This past Sunday (March 15) I used the simplified version of the Lord’s Prayer in Luke 11 to explain my own experience of learning to pray all over again. I’m writing to reinforce the importance of that message. If you missed the sermon, I suggest you go to the Resources section of our website and listen to it. The heart of what I tried to say was not simply the value of the Lord’s Prayer—and for many of us it has been a treasure right in front of us that we overlooked—but the way I suggested using the Lord’s Prayer to shape our own praying.
The approach I came to many years ago was to think of the five petitions of the prayer as the five fingers of the hand. For some it has been helpful to literally touch one finger at a time and use that as a prompt to focus prayer on that particular topic. This means:
• I touch my little finger and pray, “hallowed be thy name,” and express my worship and adoration of God. My first impulse in prayer is to talk about my own needs, so this is an important reminder that Jesus taught us to start with God not ourselves.
• I touch my ring finger and pray, “thy kingdom come, thy will be done on earth as it is in heaven.” That leads me to pray for all the aspects of God’s kingdom—his rule of my own life, the good news of the kingdom going to all the nations, prayers for peace in our broken world, and praying for the soon return of our Lord.
• I touch my middle finger and pray “give us this day our daily bread.” This is the time to pray for my own and others personal and material needs—food and health and work. We should pray this every day no matter how secure we may feel at the moment—it is God our Father who cares for us. This is also a reminder to be praying for the needs of others as well as my own.
• I touch my pointing finger and pray, “forgive us our debts as we forgive our debtors.” Our Lord always links forgiveness of our sin by God to our forgiveness of others, so perhaps this petition is more about our relationships than just confessing our sin. (A friend who taught these lessons to others pointed out that using this finger to teach forgiveness is a reminder to point to the sin in ourselves before we point to the sin in others.)
• I touch my thumb and pray, “and lead us not into temptation, but deliver us from evil,” leading me to pray for deliverance from my own sinful nature as I go out into the world. But this petition too is not “me” but “us,” so I pray this same prayer for my family and others on my heart.
Perhaps the single most important aspect of the Lord’s Prayer to keep in mind is how Jesus teaches us to speak to God. He is “Our Father, who art in heaven.” To speak to God Almighty and call him “Father” is quite revolutionary and is never done in the Old Testament. It is only as Jesus comes and invites us to speak to God the way he does. We are coming as forgiven people, even though we still need to renew that forgiveness. So because of Jesus and based on our spiritual union with Jesus we speak with breathtaking familiarity to God. Not only is he Father, but we can call on him as “Abba, Father,” a word of intimacy that sounds like our word, “Daddy.” When praying the Lord’s Prayer I suggest thinking of Father as the palm of the hand.

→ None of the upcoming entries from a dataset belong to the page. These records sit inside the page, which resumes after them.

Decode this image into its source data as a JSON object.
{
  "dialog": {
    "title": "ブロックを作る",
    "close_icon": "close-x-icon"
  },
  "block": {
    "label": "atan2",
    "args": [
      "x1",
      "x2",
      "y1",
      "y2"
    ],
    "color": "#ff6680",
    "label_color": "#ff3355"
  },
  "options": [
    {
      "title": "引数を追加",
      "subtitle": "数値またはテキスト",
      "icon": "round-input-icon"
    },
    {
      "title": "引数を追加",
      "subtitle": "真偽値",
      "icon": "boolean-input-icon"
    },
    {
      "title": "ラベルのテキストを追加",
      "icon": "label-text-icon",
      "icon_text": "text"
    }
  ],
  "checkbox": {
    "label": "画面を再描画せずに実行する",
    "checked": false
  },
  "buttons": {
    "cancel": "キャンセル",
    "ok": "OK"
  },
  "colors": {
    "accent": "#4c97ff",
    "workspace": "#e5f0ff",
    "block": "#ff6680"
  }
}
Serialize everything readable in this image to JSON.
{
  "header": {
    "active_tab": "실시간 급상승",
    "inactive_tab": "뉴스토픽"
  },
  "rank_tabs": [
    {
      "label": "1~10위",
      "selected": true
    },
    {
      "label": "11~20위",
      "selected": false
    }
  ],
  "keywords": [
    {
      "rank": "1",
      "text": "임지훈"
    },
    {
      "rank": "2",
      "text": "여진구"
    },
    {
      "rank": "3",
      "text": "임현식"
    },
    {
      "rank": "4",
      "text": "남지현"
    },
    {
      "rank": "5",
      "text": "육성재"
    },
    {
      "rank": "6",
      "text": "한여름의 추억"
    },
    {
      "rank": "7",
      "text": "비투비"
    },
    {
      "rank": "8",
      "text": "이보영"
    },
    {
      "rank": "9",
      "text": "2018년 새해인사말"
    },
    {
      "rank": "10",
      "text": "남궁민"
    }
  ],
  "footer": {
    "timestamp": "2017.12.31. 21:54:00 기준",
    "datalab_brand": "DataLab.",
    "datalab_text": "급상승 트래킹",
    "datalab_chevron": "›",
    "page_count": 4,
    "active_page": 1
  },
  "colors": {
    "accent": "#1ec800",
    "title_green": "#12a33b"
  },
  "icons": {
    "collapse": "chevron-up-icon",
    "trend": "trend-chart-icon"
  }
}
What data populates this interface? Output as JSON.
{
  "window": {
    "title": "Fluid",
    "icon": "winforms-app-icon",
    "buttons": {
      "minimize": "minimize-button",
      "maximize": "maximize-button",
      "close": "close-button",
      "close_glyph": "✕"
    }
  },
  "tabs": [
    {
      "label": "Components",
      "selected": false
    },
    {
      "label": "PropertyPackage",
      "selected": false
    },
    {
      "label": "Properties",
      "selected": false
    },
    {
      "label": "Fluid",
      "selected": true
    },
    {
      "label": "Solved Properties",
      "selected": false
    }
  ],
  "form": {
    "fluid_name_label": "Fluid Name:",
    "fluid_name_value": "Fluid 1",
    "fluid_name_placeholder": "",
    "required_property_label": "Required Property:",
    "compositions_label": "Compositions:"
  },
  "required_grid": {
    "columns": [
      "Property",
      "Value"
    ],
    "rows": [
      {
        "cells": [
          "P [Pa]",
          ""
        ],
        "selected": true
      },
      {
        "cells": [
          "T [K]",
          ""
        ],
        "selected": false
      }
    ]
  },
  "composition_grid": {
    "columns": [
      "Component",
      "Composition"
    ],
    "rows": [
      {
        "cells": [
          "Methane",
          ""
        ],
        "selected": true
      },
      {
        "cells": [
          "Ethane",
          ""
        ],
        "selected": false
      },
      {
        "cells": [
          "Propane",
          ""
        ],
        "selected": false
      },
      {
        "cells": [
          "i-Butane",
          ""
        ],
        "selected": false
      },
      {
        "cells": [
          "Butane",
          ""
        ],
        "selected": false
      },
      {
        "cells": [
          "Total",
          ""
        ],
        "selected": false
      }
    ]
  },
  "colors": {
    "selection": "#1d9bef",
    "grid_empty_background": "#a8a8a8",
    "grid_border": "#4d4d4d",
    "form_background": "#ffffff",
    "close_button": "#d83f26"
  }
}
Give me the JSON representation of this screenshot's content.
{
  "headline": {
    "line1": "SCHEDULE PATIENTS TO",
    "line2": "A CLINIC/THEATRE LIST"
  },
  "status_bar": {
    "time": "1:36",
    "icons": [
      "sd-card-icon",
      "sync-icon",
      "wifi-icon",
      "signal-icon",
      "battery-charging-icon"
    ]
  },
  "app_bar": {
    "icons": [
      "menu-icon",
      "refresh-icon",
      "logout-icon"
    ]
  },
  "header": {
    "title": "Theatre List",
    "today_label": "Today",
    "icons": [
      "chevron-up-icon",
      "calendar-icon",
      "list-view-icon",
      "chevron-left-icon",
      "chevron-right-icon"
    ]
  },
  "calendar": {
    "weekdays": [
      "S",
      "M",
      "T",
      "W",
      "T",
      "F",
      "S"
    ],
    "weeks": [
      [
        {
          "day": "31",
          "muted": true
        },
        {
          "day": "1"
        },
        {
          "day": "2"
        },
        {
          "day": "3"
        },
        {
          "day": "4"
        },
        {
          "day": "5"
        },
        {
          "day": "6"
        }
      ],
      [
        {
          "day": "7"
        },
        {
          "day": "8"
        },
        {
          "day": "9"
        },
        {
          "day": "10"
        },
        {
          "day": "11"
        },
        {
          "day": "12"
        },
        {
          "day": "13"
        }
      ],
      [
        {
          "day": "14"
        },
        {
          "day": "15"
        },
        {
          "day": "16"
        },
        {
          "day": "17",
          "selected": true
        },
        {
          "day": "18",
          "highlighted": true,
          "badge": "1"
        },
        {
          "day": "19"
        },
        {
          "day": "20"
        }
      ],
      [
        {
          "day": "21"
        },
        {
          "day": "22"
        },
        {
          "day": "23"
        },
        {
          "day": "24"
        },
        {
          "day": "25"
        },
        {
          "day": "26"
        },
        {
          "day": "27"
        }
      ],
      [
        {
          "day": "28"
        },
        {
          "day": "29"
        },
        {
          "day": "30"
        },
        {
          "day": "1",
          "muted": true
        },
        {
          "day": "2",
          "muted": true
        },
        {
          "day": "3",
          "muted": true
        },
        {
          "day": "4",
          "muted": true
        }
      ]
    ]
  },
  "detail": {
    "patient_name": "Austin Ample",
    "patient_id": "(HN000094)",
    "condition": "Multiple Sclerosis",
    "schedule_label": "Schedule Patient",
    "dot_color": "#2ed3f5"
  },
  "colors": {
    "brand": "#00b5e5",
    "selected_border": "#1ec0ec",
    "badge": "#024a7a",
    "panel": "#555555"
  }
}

Everything else we say, just like all of our fingers grow out of the center—the palm. So before starting to touch your fingers, touch your palm first and stop to reflect who this is you are speaking to.
Several years ago I presented this use of the hand to pray through the Lord’s Prayer to the congregation of New Life Masih Ghar, our ministry to Asians in Southall, London. Later that week an English woman who had been attending came to a women’s Bible study and shared with the group that because of the sermon she felt able to pray for the first time in her life. Interestingly, she had grown up in the Church of England, or Anglican Church, which meant that she had grown up saying the Lord’s Prayer in a rote fashion. But now she took that prayer and actually prayed it—letting each phrase guide her into expressing her own words and thoughts. This is my prayer for many of you who don’t know how to get started in prayer, or perhaps feel “stuck” in your personal prayers. Try this approach using your hand to guide and discipline your praying. That is what I did many years ago and have yet to find something better.
If you want to dig into this more, either check out my website www.birthlineministries.com, and there you will find a six-lesson study that that helps people to go deeper into the Lord’s praying following the hand illustration. You may also download it here, The Prayer that Jesus Taught, This may be helpful to you, but it was also designed to be a basic discipleship curriculum and you may find it helpful in teaching others to pray. I am hardly the first person to discover the value of using the Lord’s Prayer to guide our own praying. Once you begin to explore this wonderful gift, you will find more and more resources teaching about the Lord’s Prayer.